■ Work instructions
Only the pictures should be dropped; every line of the data must come back exactly as written.

>>>

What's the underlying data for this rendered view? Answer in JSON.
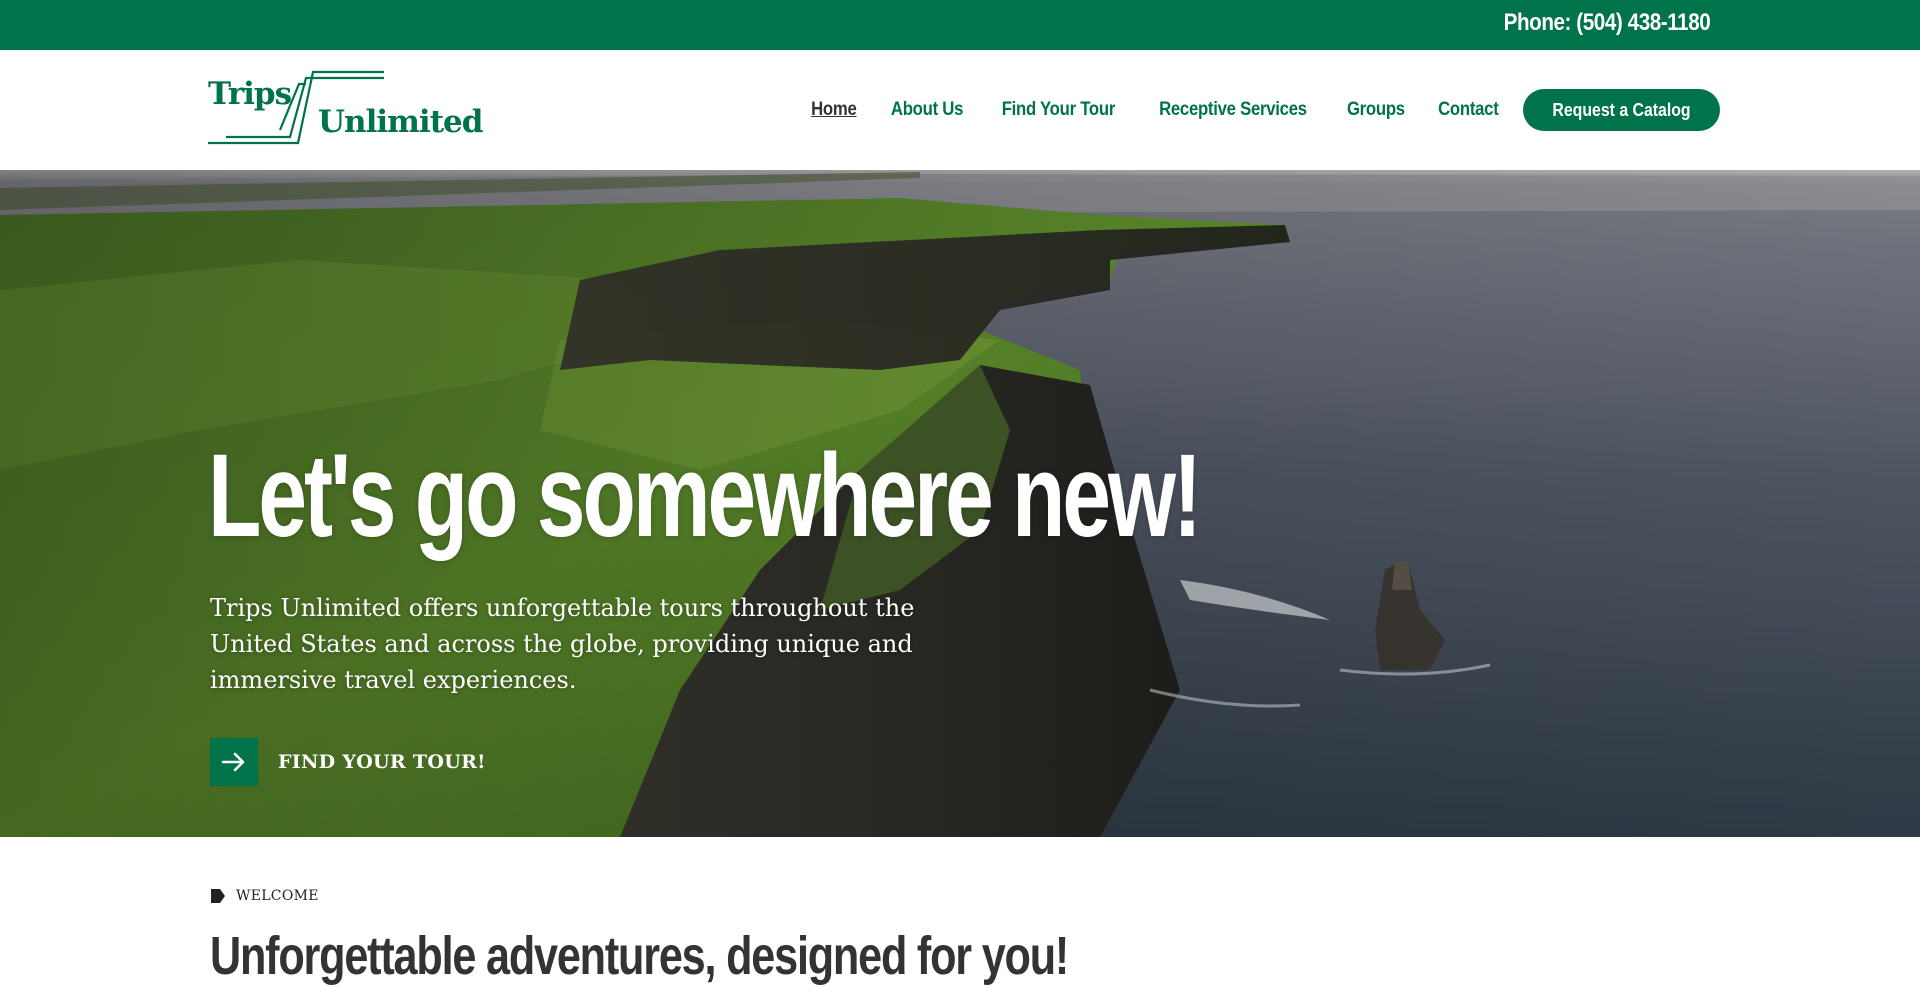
{
  "topbar": {
    "phone": "Phone: (504) 438-1180"
  },
  "brand": {
    "word1": "Trips",
    "word2": "Unlimited",
    "color": "#00734a"
  },
  "nav": {
    "items": [
      {
        "label": "Home",
        "active": true
      },
      {
        "label": "About Us"
      },
      {
        "label": "Find Your Tour"
      },
      {
        "label": "Receptive Services"
      },
      {
        "label": "Groups"
      },
      {
        "label": "Contact"
      }
    ],
    "cta_label": "Request a Catalog"
  },
  "hero": {
    "title": "Let's go somewhere new!",
    "text": "Trips Unlimited offers unforgettable tours throughout the United States and across the globe, providing unique and immersive travel experiences.",
    "cta_label": "FIND YOUR TOUR!",
    "cta_icon": "arrow-right-icon"
  },
  "welcome": {
    "eyebrow": "WELCOME",
    "eyebrow_icon": "tag-icon",
    "title": "Unforgettable adventures, designed for you!"
  }
}
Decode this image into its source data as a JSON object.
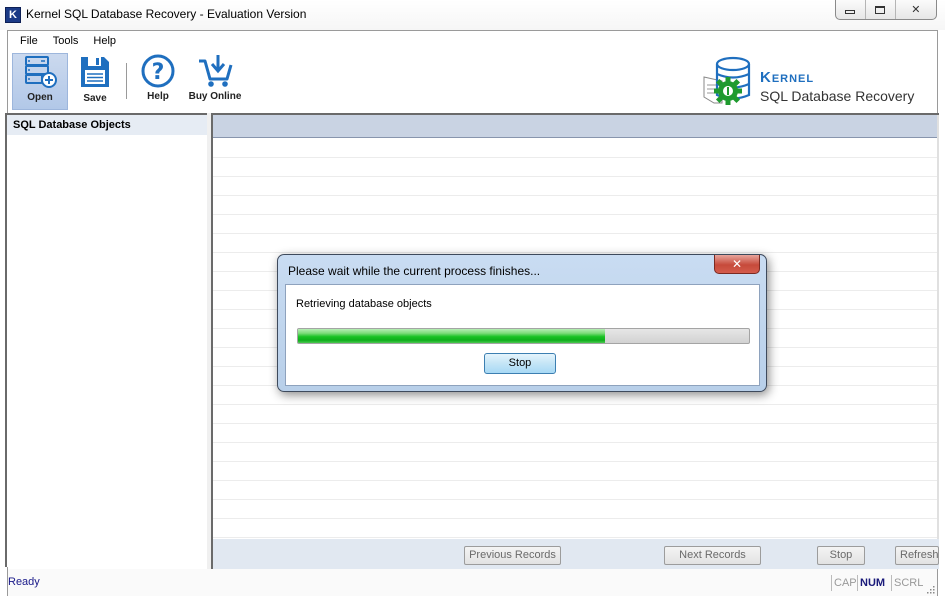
{
  "window": {
    "title": "Kernel SQL Database Recovery - Evaluation Version",
    "app_icon_letter": "K",
    "controls": {
      "minimize": "minimize",
      "maximize": "maximize",
      "close": "✕"
    }
  },
  "menu": [
    {
      "label": "File"
    },
    {
      "label": "Tools"
    },
    {
      "label": "Help"
    }
  ],
  "toolbar": {
    "open_label": "Open",
    "save_label": "Save",
    "help_label": "Help",
    "buy_label": "Buy Online"
  },
  "brand": {
    "name": "Kernel",
    "product": "SQL Database Recovery",
    "accent": "#1f6fbf",
    "gear_color": "#1f9a2f"
  },
  "left_pane": {
    "header": "SQL Database Objects"
  },
  "grid": {
    "row_count": 21,
    "footer_buttons": {
      "previous": "Previous Records",
      "next": "Next Records",
      "stop": "Stop",
      "refresh": "Refresh"
    }
  },
  "status_bar": {
    "text": "Ready",
    "cap": "CAP",
    "num": "NUM",
    "scrl": "SCRL"
  },
  "dialog": {
    "title": "Please wait while the current process finishes...",
    "close": "✕",
    "message": "Retrieving database objects",
    "progress_percent": 68,
    "stop_label": "Stop"
  }
}
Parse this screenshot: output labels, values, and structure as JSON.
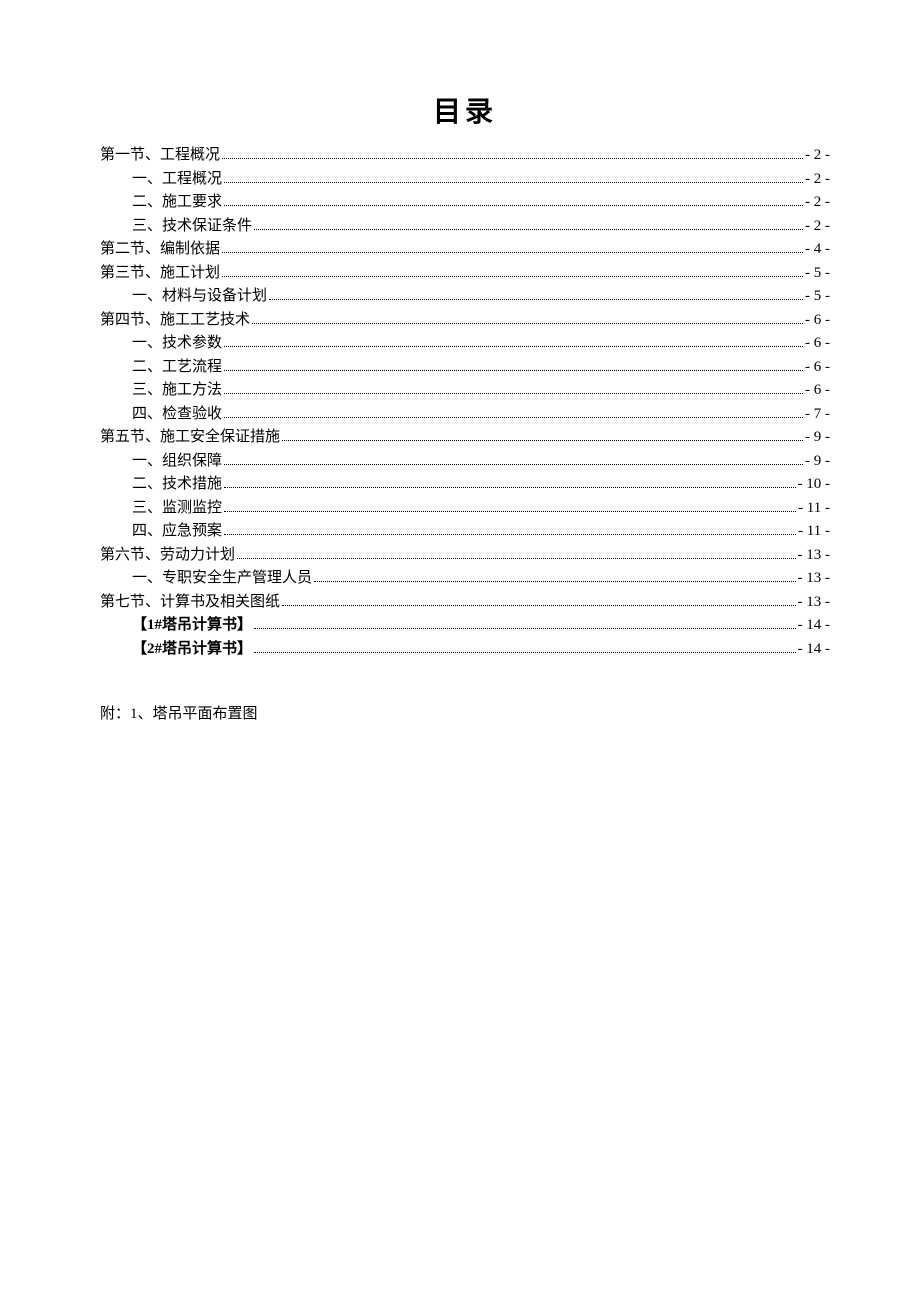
{
  "title": "目录",
  "entries": [
    {
      "level": 0,
      "label": "第一节、工程概况",
      "page": "- 2 -",
      "bold": false
    },
    {
      "level": 1,
      "label": "一、工程概况",
      "page": "- 2 -",
      "bold": false
    },
    {
      "level": 1,
      "label": "二、施工要求",
      "page": "- 2 -",
      "bold": false
    },
    {
      "level": 1,
      "label": "三、技术保证条件",
      "page": "- 2 -",
      "bold": false
    },
    {
      "level": 0,
      "label": "第二节、编制依据",
      "page": "- 4 -",
      "bold": false
    },
    {
      "level": 0,
      "label": "第三节、施工计划",
      "page": "- 5 -",
      "bold": false
    },
    {
      "level": 1,
      "label": "一、材料与设备计划",
      "page": "- 5 -",
      "bold": false
    },
    {
      "level": 0,
      "label": "第四节、施工工艺技术",
      "page": "- 6 -",
      "bold": false
    },
    {
      "level": 1,
      "label": "一、技术参数",
      "page": "- 6 -",
      "bold": false
    },
    {
      "level": 1,
      "label": "二、工艺流程",
      "page": "- 6 -",
      "bold": false
    },
    {
      "level": 1,
      "label": "三、施工方法",
      "page": "- 6 -",
      "bold": false
    },
    {
      "level": 1,
      "label": "四、检查验收",
      "page": "- 7 -",
      "bold": false
    },
    {
      "level": 0,
      "label": "第五节、施工安全保证措施",
      "page": "- 9 -",
      "bold": false
    },
    {
      "level": 1,
      "label": "一、组织保障",
      "page": "- 9 -",
      "bold": false
    },
    {
      "level": 1,
      "label": "二、技术措施",
      "page": "- 10 -",
      "bold": false
    },
    {
      "level": 1,
      "label": "三、监测监控",
      "page": "- 11 -",
      "bold": false
    },
    {
      "level": 1,
      "label": "四、应急预案",
      "page": "- 11 -",
      "bold": false
    },
    {
      "level": 0,
      "label": "第六节、劳动力计划",
      "page": "- 13 -",
      "bold": false
    },
    {
      "level": 1,
      "label": "一、专职安全生产管理人员",
      "page": "- 13 -",
      "bold": false
    },
    {
      "level": 0,
      "label": "第七节、计算书及相关图纸",
      "page": "- 13 -",
      "bold": false
    },
    {
      "level": 1,
      "label": "【1#塔吊计算书】",
      "page": "- 14 -",
      "bold": true
    },
    {
      "level": 1,
      "label": "【2#塔吊计算书】",
      "page": "- 14 -",
      "bold": true
    }
  ],
  "appendix": "附：1、塔吊平面布置图"
}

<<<

■ Finished exercise
What's the underlying data for this rendered view? Answer in JSON.
{
  "topbar": {
    "phone": "Phone: (504) 438-1180"
  },
  "brand": {
    "word1": "Trips",
    "word2": "Unlimited",
    "color": "#00734a"
  },
  "nav": {
    "items": [
      {
        "label": "Home",
        "active": true
      },
      {
        "label": "About Us"
      },
      {
        "label": "Find Your Tour"
      },
      {
        "label": "Receptive Services"
      },
      {
        "label": "Groups"
      },
      {
        "label": "Contact"
      }
    ],
    "cta_label": "Request a Catalog"
  },
  "hero": {
    "title": "Let's go somewhere new!",
    "text": "Trips Unlimited offers unforgettable tours throughout the United States and across the globe, providing unique and immersive travel experiences.",
    "cta_label": "FIND YOUR TOUR!",
    "cta_icon": "arrow-right-icon"
  },
  "welcome": {
    "eyebrow": "WELCOME",
    "eyebrow_icon": "tag-icon",
    "title": "Unforgettable adventures, designed for you!"
  }
}
Decode this image into its source data as a JSON object.
{
  "window": {
    "title": "Kernel SQL Database Recovery - Evaluation Version",
    "app_icon_letter": "K",
    "controls": {
      "minimize": "minimize",
      "maximize": "maximize",
      "close": "✕"
    }
  },
  "menu": [
    {
      "label": "File"
    },
    {
      "label": "Tools"
    },
    {
      "label": "Help"
    }
  ],
  "toolbar": {
    "open_label": "Open",
    "save_label": "Save",
    "help_label": "Help",
    "buy_label": "Buy Online"
  },
  "brand": {
    "name": "Kernel",
    "product": "SQL Database Recovery",
    "accent": "#1f6fbf",
    "gear_color": "#1f9a2f"
  },
  "left_pane": {
    "header": "SQL Database Objects"
  },
  "grid": {
    "row_count": 21,
    "footer_buttons": {
      "previous": "Previous Records",
      "next": "Next Records",
      "stop": "Stop",
      "refresh": "Refresh"
    }
  },
  "status_bar": {
    "text": "Ready",
    "cap": "CAP",
    "num": "NUM",
    "scrl": "SCRL"
  },
  "dialog": {
    "title": "Please wait while the current process finishes...",
    "close": "✕",
    "message": "Retrieving database objects",
    "progress_percent": 68,
    "stop_label": "Stop"
  }
}
Parse this screenshot: output labels, values, and structure as JSON.
{
  "title": "目录",
  "entries": [
    {
      "level": 0,
      "label": "第一节、工程概况",
      "page": "- 2 -",
      "bold": false
    },
    {
      "level": 1,
      "label": "一、工程概况",
      "page": "- 2 -",
      "bold": false
    },
    {
      "level": 1,
      "label": "二、施工要求",
      "page": "- 2 -",
      "bold": false
    },
    {
      "level": 1,
      "label": "三、技术保证条件",
      "page": "- 2 -",
      "bold": false
    },
    {
      "level": 0,
      "label": "第二节、编制依据",
      "page": "- 4 -",
      "bold": false
    },
    {
      "level": 0,
      "label": "第三节、施工计划",
      "page": "- 5 -",
      "bold": false
    },
    {
      "level": 1,
      "label": "一、材料与设备计划",
      "page": "- 5 -",
      "bold": false
    },
    {
      "level": 0,
      "label": "第四节、施工工艺技术",
      "page": "- 6 -",
      "bold": false
    },
    {
      "level": 1,
      "label": "一、技术参数",
      "page": "- 6 -",
      "bold": false
    },
    {
      "level": 1,
      "label": "二、工艺流程",
      "page": "- 6 -",
      "bold": false
    },
    {
      "level": 1,
      "label": "三、施工方法",
      "page": "- 6 -",
      "bold": false
    },
    {
      "level": 1,
      "label": "四、检查验收",
      "page": "- 7 -",
      "bold": false
    },
    {
      "level": 0,
      "label": "第五节、施工安全保证措施",
      "page": "- 9 -",
      "bold": false
    },
    {
      "level": 1,
      "label": "一、组织保障",
      "page": "- 9 -",
      "bold": false
    },
    {
      "level": 1,
      "label": "二、技术措施",
      "page": "- 10 -",
      "bold": false
    },
    {
      "level": 1,
      "label": "三、监测监控",
      "page": "- 11 -",
      "bold": false
    },
    {
      "level": 1,
      "label": "四、应急预案",
      "page": "- 11 -",
      "bold": false
    },
    {
      "level": 0,
      "label": "第六节、劳动力计划",
      "page": "- 13 -",
      "bold": false
    },
    {
      "level": 1,
      "label": "一、专职安全生产管理人员",
      "page": "- 13 -",
      "bold": false
    },
    {
      "level": 0,
      "label": "第七节、计算书及相关图纸",
      "page": "- 13 -",
      "bold": false
    },
    {
      "level": 1,
      "label": "【1#塔吊计算书】",
      "page": "- 14 -",
      "bold": true
    },
    {
      "level": 1,
      "label": "【2#塔吊计算书】",
      "page": "- 14 -",
      "bold": true
    }
  ],
  "appendix": "附：1、塔吊平面布置图"
}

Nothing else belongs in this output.